There was nothing brilliantly new about my friends and me carrying a massive city-scale rooftop greening project back in 2012 in Beirut City, Lebanon. There was nothing particularly new either about the Million Tree Project organized across New York City, Los Angeles, and Shanghai. One thing is for sure: as a city-wide program – in any city – urban tree initiatives require riding the bumpy tracks, sinkholes, and flat tires of politics. Looking back at urban tree initiatives across New York City, Beirut, and Los Angeles, it is just striking how the political and climatic story shaped the nature, objective, methodology, execution, and the manifestation of these projects.
NYC already celebrated the planting of its millionth tree. What started off as an over-ambitious dream not only completed its goals, but also activated over 25 city agencies, giving birth to some 131 PlaNYC initiatives, all aimed at equally enhancing the urban environment across the city’s five boroughs. The vision expanded to address housing, parks, brownfields, solid waste, and climate change as part of its social and economic development endeavors in response to a projected increase in population.
220,000 of the million planted trees were street trees, bringing the total number of trees in NYC’s urban forest to 5.2 million, comprised of 168 different species! New Yorkers took a step further and actually mapped and spatialized the urban forest by species: London plane tree, silver maple, willow oak, redwoods, pears, dogwoods, and many more.
The action is still on, both on the private and public fronts. The project initiated by Mayor Michael Bloomberg in 2007 hit milestones by 2009, expanding further in the years to follow. The project claims the urban forest of NYC removes 2,200 tons of air pollutants per year, provides $27 million a year in energy savings, and retains the equivalent of $35 milllion in water beneficial to the city.
On the other side of the nation, Los Angeles kicked off its tree planting initiative a year before NYC during the tenure of then mayor, Antonio Villaraigosa. Since then 407,000 trees have been planted, with a focus upon planting in tree-deprived areas of the city. The national average of city tree canopy cover is 27%; in 2006 Los Angeles was at 21% coverage. But what does that mean for a city like Los Angeles?

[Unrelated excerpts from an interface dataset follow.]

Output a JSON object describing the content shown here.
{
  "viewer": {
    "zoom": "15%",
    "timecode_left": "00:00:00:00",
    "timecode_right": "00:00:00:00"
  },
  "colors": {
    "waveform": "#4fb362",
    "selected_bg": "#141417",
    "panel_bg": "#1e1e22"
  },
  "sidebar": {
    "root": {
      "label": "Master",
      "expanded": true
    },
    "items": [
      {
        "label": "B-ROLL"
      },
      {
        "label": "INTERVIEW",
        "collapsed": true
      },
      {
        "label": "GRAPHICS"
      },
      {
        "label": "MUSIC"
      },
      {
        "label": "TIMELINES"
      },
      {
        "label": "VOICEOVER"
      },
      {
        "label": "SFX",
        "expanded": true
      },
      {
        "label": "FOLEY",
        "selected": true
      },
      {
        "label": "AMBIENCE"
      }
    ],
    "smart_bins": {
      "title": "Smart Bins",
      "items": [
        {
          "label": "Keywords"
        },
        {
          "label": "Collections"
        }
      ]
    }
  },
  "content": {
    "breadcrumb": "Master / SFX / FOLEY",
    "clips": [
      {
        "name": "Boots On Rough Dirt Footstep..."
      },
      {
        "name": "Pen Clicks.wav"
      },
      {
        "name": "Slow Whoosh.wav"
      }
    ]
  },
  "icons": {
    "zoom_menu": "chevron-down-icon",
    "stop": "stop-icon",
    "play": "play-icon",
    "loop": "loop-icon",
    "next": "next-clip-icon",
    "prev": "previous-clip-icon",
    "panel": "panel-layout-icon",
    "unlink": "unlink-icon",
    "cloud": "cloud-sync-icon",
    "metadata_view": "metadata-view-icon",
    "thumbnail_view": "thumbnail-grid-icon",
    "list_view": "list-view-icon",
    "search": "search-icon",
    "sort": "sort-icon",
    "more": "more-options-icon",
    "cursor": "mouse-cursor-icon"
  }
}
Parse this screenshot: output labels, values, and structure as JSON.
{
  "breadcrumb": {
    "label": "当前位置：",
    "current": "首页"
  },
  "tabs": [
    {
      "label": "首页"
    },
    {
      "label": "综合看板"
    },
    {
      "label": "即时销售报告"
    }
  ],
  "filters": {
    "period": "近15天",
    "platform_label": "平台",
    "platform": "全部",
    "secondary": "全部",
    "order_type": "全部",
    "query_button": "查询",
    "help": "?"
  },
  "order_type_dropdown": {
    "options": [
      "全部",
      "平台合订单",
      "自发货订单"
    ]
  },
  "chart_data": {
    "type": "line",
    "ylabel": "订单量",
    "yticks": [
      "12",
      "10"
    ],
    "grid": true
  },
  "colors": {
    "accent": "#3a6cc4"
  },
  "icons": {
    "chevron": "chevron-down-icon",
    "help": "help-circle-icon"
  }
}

How is it fair to compare and contrast the same initiative across different biomes, political contexts, urban fabrics, and territorial scales?
The reason Los Angeles stands way behind the aspired million tree count is partially political. Though the program is part of the city government, it is still subject to delay when placed in the track of a new Mayor, one who brings with them a whole new agenda for the well-being of Los Angeles citizenry. Furthermore, it is important to remember Los Angeles has experienced historical climatic changes that really renders the question of whether greening and tree-planting is a matter of priority, and one ultimately determined by the projected benefits to the city on the longer term.
A study conducted in 2011 showed that there would have been the potential to plant around 2.5 million trees, but only 1.3 million of the proposed sites seemed realistic for planting. Of the projected benefits, the study showed that 81% of the total benefits were aesthetic, 4% air quality improvement, and less than 1% for atmospheric carbon reduction.
As Los Angeles continues to face a slew of problems – homelessness, a serious drought crisis, an almost obsolete water and transportation infrastructure, all the while weathering the driest summers and wettest winters – the city finds itself in need of incremental, efficient, responsive, and decentralized solutions which can be effective across a city-wide scale. Los Angeles is in need of applications that are as aggressive in their impact as they are brilliant in their simplicity, capable of taking root in a city whose needs are unique to its landscape, population, and climate.